Required action. Output all of the material once more, so that every line matches the original exactly.

Given data.
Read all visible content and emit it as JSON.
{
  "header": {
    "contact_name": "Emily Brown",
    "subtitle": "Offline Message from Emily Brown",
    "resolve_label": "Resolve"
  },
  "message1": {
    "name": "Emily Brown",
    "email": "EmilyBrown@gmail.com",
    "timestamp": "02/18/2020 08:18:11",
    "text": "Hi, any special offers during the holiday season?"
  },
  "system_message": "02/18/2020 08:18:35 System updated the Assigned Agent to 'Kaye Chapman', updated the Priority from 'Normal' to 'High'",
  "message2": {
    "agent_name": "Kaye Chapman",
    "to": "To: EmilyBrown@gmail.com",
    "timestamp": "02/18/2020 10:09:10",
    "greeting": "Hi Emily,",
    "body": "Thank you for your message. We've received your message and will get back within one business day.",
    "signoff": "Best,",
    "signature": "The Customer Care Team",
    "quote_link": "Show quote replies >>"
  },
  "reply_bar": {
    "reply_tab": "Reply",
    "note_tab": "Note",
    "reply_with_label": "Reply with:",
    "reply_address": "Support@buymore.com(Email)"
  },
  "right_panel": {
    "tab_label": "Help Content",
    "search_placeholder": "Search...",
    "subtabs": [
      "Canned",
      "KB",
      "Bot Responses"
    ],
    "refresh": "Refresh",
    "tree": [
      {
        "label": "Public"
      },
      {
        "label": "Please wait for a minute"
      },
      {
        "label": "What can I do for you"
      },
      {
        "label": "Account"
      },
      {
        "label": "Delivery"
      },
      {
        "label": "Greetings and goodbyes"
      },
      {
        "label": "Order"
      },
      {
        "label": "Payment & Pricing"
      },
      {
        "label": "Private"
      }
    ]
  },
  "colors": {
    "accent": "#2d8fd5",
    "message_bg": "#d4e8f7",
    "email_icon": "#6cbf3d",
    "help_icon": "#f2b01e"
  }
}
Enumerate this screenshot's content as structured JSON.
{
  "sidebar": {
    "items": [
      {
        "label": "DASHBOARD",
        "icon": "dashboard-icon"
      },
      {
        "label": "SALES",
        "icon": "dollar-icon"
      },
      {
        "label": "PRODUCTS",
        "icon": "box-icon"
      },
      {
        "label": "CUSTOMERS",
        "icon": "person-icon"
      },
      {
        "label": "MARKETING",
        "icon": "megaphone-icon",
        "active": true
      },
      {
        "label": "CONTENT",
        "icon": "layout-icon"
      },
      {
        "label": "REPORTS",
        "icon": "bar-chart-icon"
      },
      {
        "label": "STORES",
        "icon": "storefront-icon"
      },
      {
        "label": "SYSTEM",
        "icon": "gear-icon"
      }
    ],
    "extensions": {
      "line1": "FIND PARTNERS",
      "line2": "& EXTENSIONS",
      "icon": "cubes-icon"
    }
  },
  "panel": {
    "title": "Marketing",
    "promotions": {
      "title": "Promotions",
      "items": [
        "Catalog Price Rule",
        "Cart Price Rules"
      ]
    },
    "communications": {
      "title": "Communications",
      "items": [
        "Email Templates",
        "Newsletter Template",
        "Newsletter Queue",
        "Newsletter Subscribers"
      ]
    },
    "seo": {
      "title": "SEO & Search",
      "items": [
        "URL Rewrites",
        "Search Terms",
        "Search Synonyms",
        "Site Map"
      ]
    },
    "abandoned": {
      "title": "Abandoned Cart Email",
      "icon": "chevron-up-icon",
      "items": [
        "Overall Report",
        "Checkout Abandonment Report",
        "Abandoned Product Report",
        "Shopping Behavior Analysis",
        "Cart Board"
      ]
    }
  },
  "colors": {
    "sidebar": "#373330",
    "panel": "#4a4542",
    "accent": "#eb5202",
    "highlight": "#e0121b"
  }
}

Response area.
Read all visible content and emit it as JSON.
{
  "header": {
    "contact_name": "Emily Brown",
    "subtitle": "Offline Message from Emily Brown",
    "resolve_label": "Resolve"
  },
  "message1": {
    "name": "Emily Brown",
    "email": "EmilyBrown@gmail.com",
    "timestamp": "02/18/2020 08:18:11",
    "text": "Hi, any special offers during the holiday season?"
  },
  "system_message": "02/18/2020 08:18:35 System updated the Assigned Agent to 'Kaye Chapman', updated the Priority from 'Normal' to 'High'",
  "message2": {
    "agent_name": "Kaye Chapman",
    "to": "To: EmilyBrown@gmail.com",
    "timestamp": "02/18/2020 10:09:10",
    "greeting": "Hi Emily,",
    "body": "Thank you for your message. We've received your message and will get back within one business day.",
    "signoff": "Best,",
    "signature": "The Customer Care Team",
    "quote_link": "Show quote replies >>"
  },
  "reply_bar": {
    "reply_tab": "Reply",
    "note_tab": "Note",
    "reply_with_label": "Reply with:",
    "reply_address": "Support@buymore.com(Email)"
  },
  "right_panel": {
    "tab_label": "Help Content",
    "search_placeholder": "Search...",
    "subtabs": [
      "Canned",
      "KB",
      "Bot Responses"
    ],
    "refresh": "Refresh",
    "tree": [
      {
        "label": "Public"
      },
      {
        "label": "Please wait for a minute"
      },
      {
        "label": "What can I do for you"
      },
      {
        "label": "Account"
      },
      {
        "label": "Delivery"
      },
      {
        "label": "Greetings and goodbyes"
      },
      {
        "label": "Order"
      },
      {
        "label": "Payment & Pricing"
      },
      {
        "label": "Private"
      }
    ]
  },
  "colors": {
    "accent": "#2d8fd5",
    "message_bg": "#d4e8f7",
    "email_icon": "#6cbf3d",
    "help_icon": "#f2b01e"
  }
}
Enumerate this screenshot's content as structured JSON.
{
  "sidebar": {
    "items": [
      {
        "label": "DASHBOARD",
        "icon": "dashboard-icon"
      },
      {
        "label": "SALES",
        "icon": "dollar-icon"
      },
      {
        "label": "PRODUCTS",
        "icon": "box-icon"
      },
      {
        "label": "CUSTOMERS",
        "icon": "person-icon"
      },
      {
        "label": "MARKETING",
        "icon": "megaphone-icon",
        "active": true
      },
      {
        "label": "CONTENT",
        "icon": "layout-icon"
      },
      {
        "label": "REPORTS",
        "icon": "bar-chart-icon"
      },
      {
        "label": "STORES",
        "icon": "storefront-icon"
      },
      {
        "label": "SYSTEM",
        "icon": "gear-icon"
      }
    ],
    "extensions": {
      "line1": "FIND PARTNERS",
      "line2": "& EXTENSIONS",
      "icon": "cubes-icon"
    }
  },
  "panel": {
    "title": "Marketing",
    "promotions": {
      "title": "Promotions",
      "items": [
        "Catalog Price Rule",
        "Cart Price Rules"
      ]
    },
    "communications": {
      "title": "Communications",
      "items": [
        "Email Templates",
        "Newsletter Template",
        "Newsletter Queue",
        "Newsletter Subscribers"
      ]
    },
    "seo": {
      "title": "SEO & Search",
      "items": [
        "URL Rewrites",
        "Search Terms",
        "Search Synonyms",
        "Site Map"
      ]
    },
    "abandoned": {
      "title": "Abandoned Cart Email",
      "icon": "chevron-up-icon",
      "items": [
        "Overall Report",
        "Checkout Abandonment Report",
        "Abandoned Product Report",
        "Shopping Behavior Analysis",
        "Cart Board"
      ]
    }
  },
  "colors": {
    "sidebar": "#373330",
    "panel": "#4a4542",
    "accent": "#eb5202",
    "highlight": "#e0121b"
  }
}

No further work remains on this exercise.